Thursday, April 10, 2008

Robert E. Lee Farewell

The photograph above shows General Robert E. Lee on Traveler. It was on April 9, 1865 that Lee Surrendered to Ulysses S. Grant at Appomattox Courthouse. It was on this day, April 10, that Lee addressed the Army of Northern Virginia for the last time. His words are presented below:

Farewell to the Army of Northern Virginia

After four years of arduous service, marked by unsurpassed courage and fortitude, the Army of Northern Virginia has been compelled to yield to overwhelming numbers and resources.

I need not tell the survivors of so many hard-fought battles who have remained steadfast to the last that I have consented to this result from no distrust of them; but feeling that valor and devotion could accomplish nothing that could compensate for the loss that would have attended the continuance of the contest, I determined to avoid the useless sacrifice of those whose past services have endeared them to their countrymen. By the terms of the agreement, officers and men can return to their homes and remain until exchanged.

You may take with you the satisfaction that proceeds from the consciousness of duty faithfully performed, and I earnestly pray that a merciful God will extend to you his blessing and protection. With an unceasing admiration of your constancy and devotion to your country, and a grateful remembrance of your kind and generous consideration of myself, I bid you all an affectionate farewell.


  1. Although I do not personally agree with the CSA decision to seceed from the Union, I cannot help but admire such a man as Robert E Lee. Even in defeat, he was the embodiment of a gentleman, and a true Victorian man. Not many men would commend the efforts of their troops in an attempt to build up their self esteem when they had been defeated so soundly.

  2. Norkio,
    Well said . . . thanks for your post.

  3. as an englishman I think Lee and the CSA were right to stand up for states' rights.

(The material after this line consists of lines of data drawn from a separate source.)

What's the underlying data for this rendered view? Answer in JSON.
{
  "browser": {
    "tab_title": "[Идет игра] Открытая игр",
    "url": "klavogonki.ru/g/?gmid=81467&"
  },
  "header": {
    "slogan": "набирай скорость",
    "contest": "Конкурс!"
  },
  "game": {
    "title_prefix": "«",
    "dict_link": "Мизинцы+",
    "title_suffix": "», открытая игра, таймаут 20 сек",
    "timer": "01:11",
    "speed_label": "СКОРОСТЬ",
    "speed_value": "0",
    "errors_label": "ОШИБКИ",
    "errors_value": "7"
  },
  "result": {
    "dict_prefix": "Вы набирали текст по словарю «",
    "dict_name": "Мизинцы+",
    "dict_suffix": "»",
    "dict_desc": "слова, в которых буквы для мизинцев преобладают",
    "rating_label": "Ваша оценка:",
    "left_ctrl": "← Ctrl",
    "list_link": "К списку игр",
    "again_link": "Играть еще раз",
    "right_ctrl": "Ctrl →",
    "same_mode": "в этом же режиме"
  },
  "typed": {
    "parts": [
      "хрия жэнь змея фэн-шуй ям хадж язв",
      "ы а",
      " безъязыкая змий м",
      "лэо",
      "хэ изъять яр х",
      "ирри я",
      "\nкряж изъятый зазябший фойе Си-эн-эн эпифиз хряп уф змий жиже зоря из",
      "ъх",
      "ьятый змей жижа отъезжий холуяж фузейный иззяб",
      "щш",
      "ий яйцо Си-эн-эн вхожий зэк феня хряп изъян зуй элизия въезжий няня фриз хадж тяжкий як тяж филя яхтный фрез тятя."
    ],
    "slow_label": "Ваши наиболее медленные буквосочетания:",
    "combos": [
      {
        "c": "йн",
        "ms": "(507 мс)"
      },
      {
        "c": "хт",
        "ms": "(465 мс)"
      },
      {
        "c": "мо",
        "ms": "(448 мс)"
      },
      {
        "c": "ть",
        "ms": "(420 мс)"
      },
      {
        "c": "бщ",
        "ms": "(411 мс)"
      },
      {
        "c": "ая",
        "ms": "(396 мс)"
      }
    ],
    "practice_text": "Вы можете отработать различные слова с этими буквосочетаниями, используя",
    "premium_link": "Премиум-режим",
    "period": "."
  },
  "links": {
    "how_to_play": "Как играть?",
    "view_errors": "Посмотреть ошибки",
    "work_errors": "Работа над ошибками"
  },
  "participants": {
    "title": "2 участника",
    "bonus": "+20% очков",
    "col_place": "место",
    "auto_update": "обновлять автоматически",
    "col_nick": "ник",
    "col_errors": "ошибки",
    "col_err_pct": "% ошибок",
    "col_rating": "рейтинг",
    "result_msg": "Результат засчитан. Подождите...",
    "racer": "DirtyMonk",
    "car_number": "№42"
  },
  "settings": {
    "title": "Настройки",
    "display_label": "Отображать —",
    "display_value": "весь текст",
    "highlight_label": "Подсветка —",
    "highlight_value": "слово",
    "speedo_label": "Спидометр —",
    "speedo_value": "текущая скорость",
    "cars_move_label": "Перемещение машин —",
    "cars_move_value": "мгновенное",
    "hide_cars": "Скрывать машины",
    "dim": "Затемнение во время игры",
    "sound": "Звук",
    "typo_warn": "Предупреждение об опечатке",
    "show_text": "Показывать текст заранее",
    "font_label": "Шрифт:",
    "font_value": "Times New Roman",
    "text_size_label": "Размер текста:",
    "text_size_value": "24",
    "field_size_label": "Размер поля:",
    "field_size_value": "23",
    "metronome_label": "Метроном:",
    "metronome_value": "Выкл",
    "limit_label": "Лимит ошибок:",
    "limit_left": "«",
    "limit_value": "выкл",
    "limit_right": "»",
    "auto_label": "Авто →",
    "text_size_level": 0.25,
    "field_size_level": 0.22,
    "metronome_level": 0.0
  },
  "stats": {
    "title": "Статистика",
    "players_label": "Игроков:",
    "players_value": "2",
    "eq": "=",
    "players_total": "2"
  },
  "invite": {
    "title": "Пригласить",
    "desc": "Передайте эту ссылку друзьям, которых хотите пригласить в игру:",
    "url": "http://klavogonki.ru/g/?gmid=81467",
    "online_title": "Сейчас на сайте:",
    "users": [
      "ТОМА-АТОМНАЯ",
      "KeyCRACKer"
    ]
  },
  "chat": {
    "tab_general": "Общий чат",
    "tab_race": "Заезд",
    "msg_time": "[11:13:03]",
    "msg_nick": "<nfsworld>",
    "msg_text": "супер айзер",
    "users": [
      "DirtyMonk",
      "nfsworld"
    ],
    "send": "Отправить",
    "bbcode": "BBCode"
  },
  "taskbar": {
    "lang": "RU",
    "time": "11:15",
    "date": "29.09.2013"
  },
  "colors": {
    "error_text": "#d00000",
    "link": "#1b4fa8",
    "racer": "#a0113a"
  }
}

    surely the Army of Northern Virginia was not "soundly beaten". the point was that Lee, who had pulled off so much by tactical daring and boldness, knew he could not win. his military goal was to sap the north's resolve to fight. in the ned that goal became unachievable through the north's greater numbers and industrialisation. lee, who was sound on war as an extension of politics, had the sense to see the political goal could not be reached so militarily defeat being inevitable he wisely surrendered.

    that is the measure of a gentleman not a butcher. truly a great man and over here we published a book by Brian Holden Read which shows the strategic and tactical genius of the man